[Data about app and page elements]
= = = = = = =

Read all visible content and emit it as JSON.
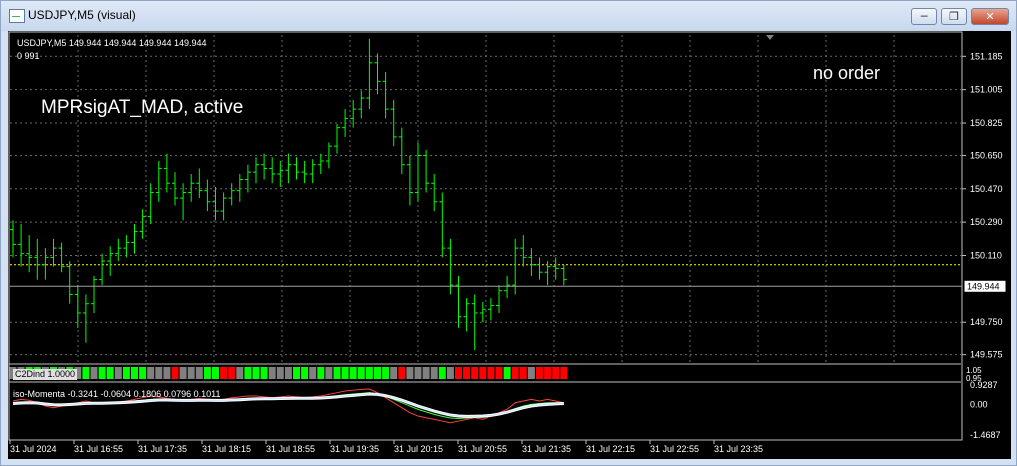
{
  "window": {
    "title": "USDJPY,M5 (visual)",
    "buttons": [
      "minimize",
      "restore",
      "close"
    ]
  },
  "header": {
    "symbol_line": "USDJPY,M5  149.944 149.944 149.944 149.944",
    "info_line": "0  991"
  },
  "overlay": {
    "ea_status": "MPRsigAT_MAD, active",
    "order_status": "no order"
  },
  "price_axis": {
    "labels": [
      "151.185",
      "151.005",
      "150.825",
      "150.650",
      "150.470",
      "150.290",
      "150.110",
      "149.750",
      "149.575"
    ],
    "current_price": "149.944",
    "colors": {
      "bull": "#00ff00",
      "grid": "#7a7a7a",
      "dotted_level": "#ffff00",
      "price_box": "#ffffff"
    }
  },
  "indicators": {
    "c2d": {
      "label": "C2Dind 1.0000",
      "scale_top": "1.05",
      "scale_bottom": "0.95",
      "colors": {
        "up": "#00ff00",
        "down": "#ff0000",
        "neutral": "#808080"
      },
      "states": [
        "g",
        "g",
        "u",
        "u",
        "g",
        "u",
        "g",
        "u",
        "g",
        "u",
        "g",
        "u",
        "u",
        "g",
        "u",
        "u",
        "u",
        "g",
        "g",
        "g",
        "d",
        "g",
        "g",
        "g",
        "u",
        "u",
        "d",
        "d",
        "g",
        "u",
        "u",
        "u",
        "g",
        "g",
        "g",
        "u",
        "u",
        "g",
        "u",
        "g",
        "u",
        "u",
        "u",
        "u",
        "u",
        "u",
        "u",
        "g",
        "d",
        "g",
        "g",
        "g",
        "g",
        "u",
        "g",
        "d",
        "d",
        "d",
        "d",
        "d",
        "d",
        "u",
        "d",
        "d",
        "g",
        "d",
        "d",
        "d",
        "d",
        "d",
        "d",
        "d",
        "g",
        "d",
        "d",
        "g",
        "g",
        "g",
        "g",
        "g",
        "d",
        "u",
        "d",
        "g",
        "d",
        "d",
        "g",
        "u",
        "g",
        "u",
        "g",
        "d",
        "d",
        "g",
        "d",
        "d"
      ]
    },
    "momentum": {
      "label": "iso-Momenta -0.3241 -0.0604 0.1806 0.0796 0.1011",
      "scale_top": "0.9287",
      "scale_zero": "0.00",
      "scale_bottom": "-1.4687"
    }
  },
  "time_axis": {
    "labels": [
      "31 Jul 2024",
      "31 Jul 16:55",
      "31 Jul 17:35",
      "31 Jul 18:15",
      "31 Jul 18:55",
      "31 Jul 19:35",
      "31 Jul 20:15",
      "31 Jul 20:55",
      "31 Jul 21:35",
      "31 Jul 22:15",
      "31 Jul 22:55",
      "31 Jul 23:35"
    ]
  },
  "chart_data": {
    "type": "candlestick",
    "symbol": "USDJPY",
    "timeframe": "M5",
    "y_range": [
      149.53,
      151.3
    ],
    "current_price": 149.944,
    "dotted_level": 150.06,
    "ohlc": [
      [
        150.25,
        150.3,
        150.1,
        150.17
      ],
      [
        150.17,
        150.28,
        150.05,
        150.12
      ],
      [
        150.12,
        150.22,
        150.02,
        150.1
      ],
      [
        150.1,
        150.2,
        149.98,
        150.06
      ],
      [
        150.06,
        150.15,
        149.98,
        150.1
      ],
      [
        150.1,
        150.2,
        150.05,
        150.15
      ],
      [
        150.15,
        150.18,
        150.02,
        150.05
      ],
      [
        150.05,
        150.08,
        149.85,
        149.9
      ],
      [
        149.9,
        149.95,
        149.72,
        149.8
      ],
      [
        149.8,
        149.9,
        149.64,
        149.85
      ],
      [
        149.85,
        150.0,
        149.8,
        149.98
      ],
      [
        149.98,
        150.12,
        149.95,
        150.08
      ],
      [
        150.08,
        150.16,
        150.0,
        150.12
      ],
      [
        150.12,
        150.2,
        150.08,
        150.15
      ],
      [
        150.15,
        150.22,
        150.1,
        150.18
      ],
      [
        150.18,
        150.28,
        150.12,
        150.24
      ],
      [
        150.24,
        150.36,
        150.2,
        150.32
      ],
      [
        150.32,
        150.5,
        150.28,
        150.45
      ],
      [
        150.45,
        150.62,
        150.4,
        150.58
      ],
      [
        150.58,
        150.66,
        150.45,
        150.5
      ],
      [
        150.5,
        150.56,
        150.38,
        150.42
      ],
      [
        150.42,
        150.5,
        150.3,
        150.45
      ],
      [
        150.45,
        150.55,
        150.4,
        150.5
      ],
      [
        150.5,
        150.58,
        150.42,
        150.46
      ],
      [
        150.46,
        150.52,
        150.35,
        150.4
      ],
      [
        150.4,
        150.48,
        150.3,
        150.35
      ],
      [
        150.35,
        150.45,
        150.3,
        150.42
      ],
      [
        150.42,
        150.5,
        150.38,
        150.46
      ],
      [
        150.46,
        150.55,
        150.4,
        150.52
      ],
      [
        150.52,
        150.6,
        150.45,
        150.56
      ],
      [
        150.56,
        150.64,
        150.5,
        150.6
      ],
      [
        150.6,
        150.66,
        150.52,
        150.58
      ],
      [
        150.58,
        150.64,
        150.5,
        150.55
      ],
      [
        150.55,
        150.62,
        150.48,
        150.57
      ],
      [
        150.57,
        150.66,
        150.5,
        150.6
      ],
      [
        150.6,
        150.64,
        150.52,
        150.56
      ],
      [
        150.56,
        150.62,
        150.5,
        150.55
      ],
      [
        150.55,
        150.63,
        150.5,
        150.6
      ],
      [
        150.6,
        150.66,
        150.55,
        150.62
      ],
      [
        150.62,
        150.72,
        150.58,
        150.7
      ],
      [
        150.7,
        150.82,
        150.66,
        150.8
      ],
      [
        150.8,
        150.9,
        150.75,
        150.85
      ],
      [
        150.85,
        150.95,
        150.8,
        150.9
      ],
      [
        150.9,
        151.0,
        150.85,
        150.96
      ],
      [
        150.96,
        151.28,
        150.9,
        151.15
      ],
      [
        151.15,
        151.2,
        150.98,
        151.05
      ],
      [
        151.05,
        151.1,
        150.85,
        150.9
      ],
      [
        150.9,
        150.95,
        150.7,
        150.75
      ],
      [
        150.75,
        150.8,
        150.55,
        150.6
      ],
      [
        150.6,
        150.65,
        150.38,
        150.45
      ],
      [
        150.45,
        150.72,
        150.4,
        150.65
      ],
      [
        150.65,
        150.68,
        150.45,
        150.5
      ],
      [
        150.5,
        150.55,
        150.35,
        150.4
      ],
      [
        150.4,
        150.45,
        150.1,
        150.15
      ],
      [
        150.15,
        150.2,
        149.9,
        149.95
      ],
      [
        149.95,
        150.0,
        149.72,
        149.78
      ],
      [
        149.78,
        149.88,
        149.7,
        149.85
      ],
      [
        149.85,
        149.9,
        149.6,
        149.8
      ],
      [
        149.8,
        149.86,
        149.75,
        149.82
      ],
      [
        149.82,
        149.88,
        149.76,
        149.84
      ],
      [
        149.84,
        149.95,
        149.8,
        149.92
      ],
      [
        149.92,
        150.0,
        149.88,
        149.95
      ],
      [
        149.95,
        150.2,
        149.9,
        150.15
      ],
      [
        150.15,
        150.22,
        150.05,
        150.1
      ],
      [
        150.1,
        150.15,
        150.0,
        150.06
      ],
      [
        150.06,
        150.1,
        149.98,
        150.02
      ],
      [
        150.02,
        150.08,
        149.95,
        150.05
      ],
      [
        150.05,
        150.1,
        149.98,
        150.04
      ],
      [
        150.04,
        150.06,
        149.95,
        149.98
      ]
    ],
    "x_labels": [
      "31 Jul 2024",
      "31 Jul 16:55",
      "31 Jul 17:35",
      "31 Jul 18:15",
      "31 Jul 18:55",
      "31 Jul 19:35",
      "31 Jul 20:15",
      "31 Jul 20:55",
      "31 Jul 21:35",
      "31 Jul 22:15",
      "31 Jul 22:55",
      "31 Jul 23:35"
    ],
    "momentum_series": [
      {
        "values": [
          0.2,
          0.3,
          0.25,
          0.1,
          -0.1,
          -0.2,
          -0.1,
          0.0,
          0.1,
          0.2,
          0.1,
          0.05,
          0.1,
          0.15,
          0.2,
          0.3,
          0.4,
          0.5,
          0.45,
          0.35,
          0.3,
          0.25,
          0.3,
          0.35,
          0.3,
          0.25,
          0.3,
          0.4,
          0.45,
          0.5,
          0.5,
          0.45,
          0.4,
          0.45,
          0.5,
          0.45,
          0.4,
          0.45,
          0.5,
          0.6,
          0.7,
          0.8,
          0.85,
          0.9,
          0.92,
          0.7,
          0.4,
          0.1,
          -0.2,
          -0.5,
          -0.7,
          -0.8,
          -0.9,
          -1.0,
          -1.1,
          -1.0,
          -0.9,
          -0.8,
          -0.9,
          -0.7,
          -0.5,
          -0.3,
          0.1,
          0.2,
          0.3,
          0.2,
          0.3,
          0.2,
          0.1
        ]
      },
      {
        "values": [
          0.1,
          0.15,
          0.15,
          0.1,
          0.0,
          -0.05,
          -0.05,
          0.0,
          0.05,
          0.1,
          0.1,
          0.08,
          0.1,
          0.12,
          0.15,
          0.2,
          0.25,
          0.3,
          0.32,
          0.3,
          0.28,
          0.26,
          0.27,
          0.29,
          0.28,
          0.26,
          0.27,
          0.3,
          0.33,
          0.36,
          0.38,
          0.38,
          0.37,
          0.38,
          0.4,
          0.4,
          0.39,
          0.4,
          0.42,
          0.46,
          0.52,
          0.58,
          0.62,
          0.66,
          0.7,
          0.62,
          0.48,
          0.3,
          0.1,
          -0.1,
          -0.3,
          -0.45,
          -0.6,
          -0.72,
          -0.82,
          -0.85,
          -0.82,
          -0.78,
          -0.78,
          -0.7,
          -0.58,
          -0.44,
          -0.25,
          -0.1,
          0.0,
          0.05,
          0.1,
          0.1,
          0.08
        ]
      },
      {
        "values": [
          0.05,
          0.08,
          0.1,
          0.08,
          0.02,
          -0.02,
          -0.03,
          -0.01,
          0.02,
          0.06,
          0.07,
          0.07,
          0.08,
          0.1,
          0.12,
          0.15,
          0.19,
          0.23,
          0.26,
          0.26,
          0.25,
          0.24,
          0.24,
          0.25,
          0.25,
          0.24,
          0.24,
          0.26,
          0.28,
          0.31,
          0.33,
          0.34,
          0.34,
          0.35,
          0.36,
          0.37,
          0.37,
          0.37,
          0.38,
          0.41,
          0.45,
          0.5,
          0.54,
          0.58,
          0.62,
          0.6,
          0.52,
          0.4,
          0.25,
          0.08,
          -0.1,
          -0.25,
          -0.4,
          -0.53,
          -0.64,
          -0.7,
          -0.72,
          -0.71,
          -0.7,
          -0.66,
          -0.58,
          -0.47,
          -0.33,
          -0.2,
          -0.1,
          -0.04,
          0.0,
          0.03,
          0.05
        ]
      }
    ]
  }
}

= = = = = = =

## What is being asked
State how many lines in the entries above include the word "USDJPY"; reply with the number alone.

## Result below
3